And just like clockwork: “What’s your New Year’s resolutions?” This question gets asked at the same time every damn year. I don’t even think people really care about other people’s resolutions, I think it’s a question people reluctantly feel like they have to ask. The question seems to get asked at the weirdest times too. Like, “You will never believe what happened to me this weekend! I almost got killed. By the way, what are your New Year’s resolutions?” I’m sorry, you have my blood pressure through the roof and now you want to switch subject and talk about my resolutions? How about you finish your story before I resolve to cut you out my life!
I used to love asking people what their resolutions were going to be and I loved when people asked me. I loved when people asked me because obviously the attention was all on me, but it was also so fun learning about how people wanted to improve themselves and their lives in the New Year (subtle sarcasm there. I usually sit in judgement when people talk about their goals). Until I slowly started to learn that what people were telling me and what I was telling people was all a crock of shit. “I want to lose thirty-five pounds, go horseback riding once a week, learn a new language and read four books a month.” Ok Becky*, you can hardly speak English, your first language, correctly so let’s try to master that first. Thanks.
If I sound like a total cynic towards resolutions, it’s because I am. When I got into meditation a few years ago, I completely changed my way of thinking. Through meditation, I learned to love and accept myself exactly the way I am. Why at the beginning of year do we feel like we need to start completely over? Why do we feel like we must change this and we must change that as if we were total assholes for the entire year prior? Why can’t we be more accepting of ourselves and be content exactly the way we are?

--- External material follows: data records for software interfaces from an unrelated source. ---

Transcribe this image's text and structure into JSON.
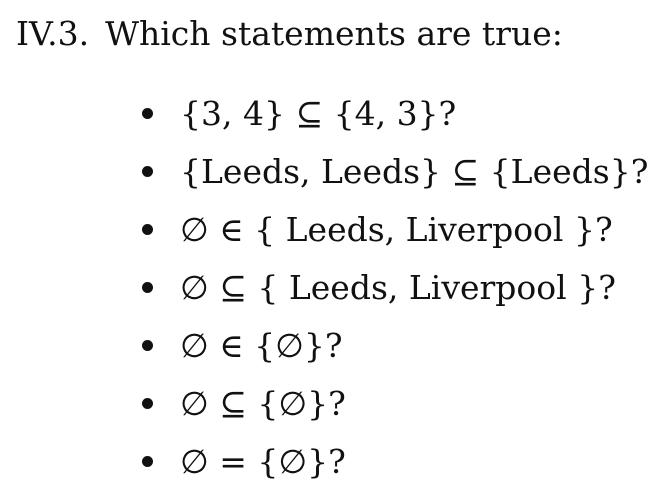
{
  "question": {
    "number": "IV.3.",
    "text": "Which statements are true:"
  },
  "statements": [
    "{3, 4} ⊆ {4, 3}?",
    "{Leeds, Leeds} ⊆ {Leeds}?",
    "∅ ∈ { Leeds, Liverpool }?",
    "∅ ⊆ { Leeds, Liverpool }?",
    "∅ ∈ {∅}?",
    "∅ ⊆ {∅}?",
    "∅ = {∅}?"
  ]
}
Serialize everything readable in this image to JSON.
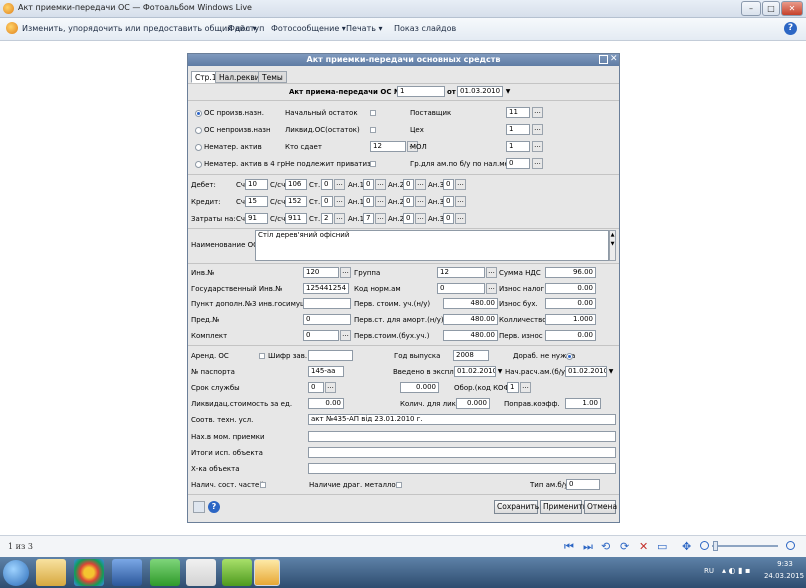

So maybe it’s not the concept of resolutions that I am a cynic about, but the usual resolutions that people choose to make. Do we all have areas in our lives that we can and would like to improve upon? Of course, that’s part of growing and evolving.
I think where people get it all wrong is that feeling they were scum of the earth for the past year and they need to change fifty different things about themselves. Personally, I think that’s why resolutions are broken after about a month. Unrealistic goals. Unattainable goals.
I like to take a different approach by reflecting on my life and how far I have come and grown in the past year. What things worked well for me? What things didn’t work and go from there. I find when I go the route of reflection; I am able to set more realistic and attainable goals in the upcoming year.
I challenge you to not be so hard on yourself moving forward. You are doing the best that you can do. Take the time to reflect on not only the bad, but also the good. I bet you will find that in most cases the good outweighed the bad. Instead of making New Year’s resolutions that you feel you are obligated to make (drop twenty pounds, join a basket weaving class, cut back on swearing, blah blah blah bullshit) set some goals that are actually going to work for you.
So what’s my answer to anyone that asks me: “What are your New Year’s resolutions, Sam?” “Shut it, Daniel*.” Only kidding, but not really. My answer is: “I am in a constant state of reflection. I am always growing, learning and evolving. I don’t make resolutions.”
What are your thoughts about making New Year’s resolutions? Do you like to make them or not really? If so, what are some resolutions that you make?
*A totally made up person. If you are a Becky or a Daniel, reading this, and know me personally I apologize if this made you upset. And by “apologize,” I mean stop being so vein and thinking this blog is about you.